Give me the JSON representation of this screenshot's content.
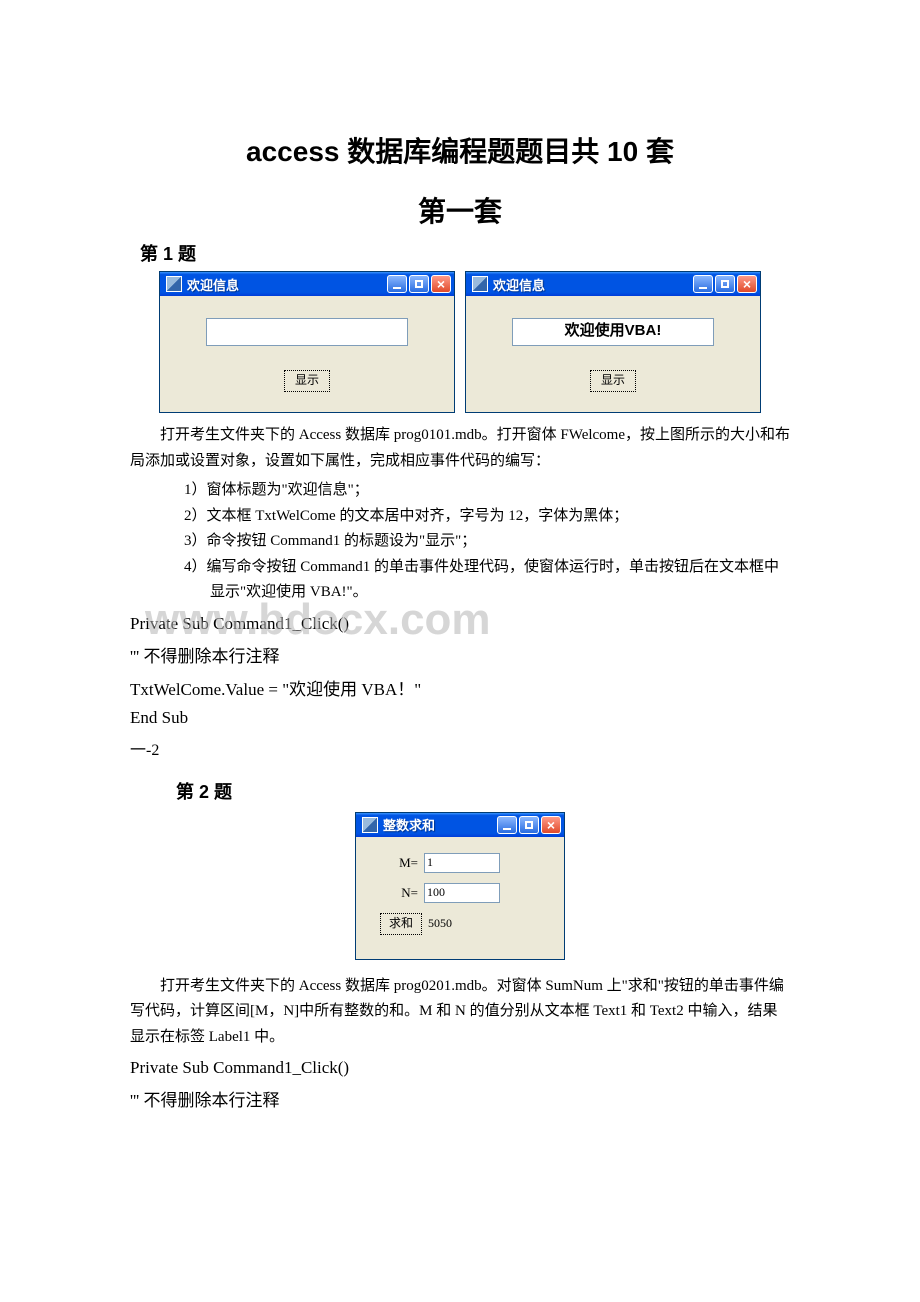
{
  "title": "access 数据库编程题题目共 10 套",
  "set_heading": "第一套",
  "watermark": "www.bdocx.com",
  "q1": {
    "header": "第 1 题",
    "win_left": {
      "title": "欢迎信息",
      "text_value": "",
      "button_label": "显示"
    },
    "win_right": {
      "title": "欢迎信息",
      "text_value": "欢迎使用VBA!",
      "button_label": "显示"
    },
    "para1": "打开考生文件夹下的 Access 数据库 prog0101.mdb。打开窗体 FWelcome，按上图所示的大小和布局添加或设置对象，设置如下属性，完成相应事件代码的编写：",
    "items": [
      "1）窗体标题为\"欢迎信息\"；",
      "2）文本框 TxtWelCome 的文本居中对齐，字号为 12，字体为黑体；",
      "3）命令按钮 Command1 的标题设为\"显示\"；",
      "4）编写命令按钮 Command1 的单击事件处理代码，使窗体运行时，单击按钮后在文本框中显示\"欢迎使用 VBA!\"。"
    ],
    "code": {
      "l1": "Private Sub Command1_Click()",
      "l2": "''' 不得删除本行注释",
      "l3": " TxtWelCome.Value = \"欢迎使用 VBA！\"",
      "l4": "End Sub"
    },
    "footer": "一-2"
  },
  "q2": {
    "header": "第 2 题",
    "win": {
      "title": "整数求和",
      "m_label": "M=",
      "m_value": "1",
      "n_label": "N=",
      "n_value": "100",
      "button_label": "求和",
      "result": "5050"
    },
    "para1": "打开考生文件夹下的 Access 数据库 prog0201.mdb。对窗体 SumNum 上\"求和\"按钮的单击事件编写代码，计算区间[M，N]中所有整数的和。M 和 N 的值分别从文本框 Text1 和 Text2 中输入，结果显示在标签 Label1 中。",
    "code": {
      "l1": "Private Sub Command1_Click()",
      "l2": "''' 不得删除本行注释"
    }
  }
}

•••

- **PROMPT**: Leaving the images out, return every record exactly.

- **YOUR SOLUTION**:
Give me the JSON representation of this screenshot's content.
{
  "title": "access 数据库编程题题目共 10 套",
  "set_heading": "第一套",
  "watermark": "www.bdocx.com",
  "q1": {
    "header": "第 1 题",
    "win_left": {
      "title": "欢迎信息",
      "text_value": "",
      "button_label": "显示"
    },
    "win_right": {
      "title": "欢迎信息",
      "text_value": "欢迎使用VBA!",
      "button_label": "显示"
    },
    "para1": "打开考生文件夹下的 Access 数据库 prog0101.mdb。打开窗体 FWelcome，按上图所示的大小和布局添加或设置对象，设置如下属性，完成相应事件代码的编写：",
    "items": [
      "1）窗体标题为\"欢迎信息\"；",
      "2）文本框 TxtWelCome 的文本居中对齐，字号为 12，字体为黑体；",
      "3）命令按钮 Command1 的标题设为\"显示\"；",
      "4）编写命令按钮 Command1 的单击事件处理代码，使窗体运行时，单击按钮后在文本框中显示\"欢迎使用 VBA!\"。"
    ],
    "code": {
      "l1": "Private Sub Command1_Click()",
      "l2": "''' 不得删除本行注释",
      "l3": " TxtWelCome.Value = \"欢迎使用 VBA！\"",
      "l4": "End Sub"
    },
    "footer": "一-2"
  },
  "q2": {
    "header": "第 2 题",
    "win": {
      "title": "整数求和",
      "m_label": "M=",
      "m_value": "1",
      "n_label": "N=",
      "n_value": "100",
      "button_label": "求和",
      "result": "5050"
    },
    "para1": "打开考生文件夹下的 Access 数据库 prog0201.mdb。对窗体 SumNum 上\"求和\"按钮的单击事件编写代码，计算区间[M，N]中所有整数的和。M 和 N 的值分别从文本框 Text1 和 Text2 中输入，结果显示在标签 Label1 中。",
    "code": {
      "l1": "Private Sub Command1_Click()",
      "l2": "''' 不得删除本行注释"
    }
  }
}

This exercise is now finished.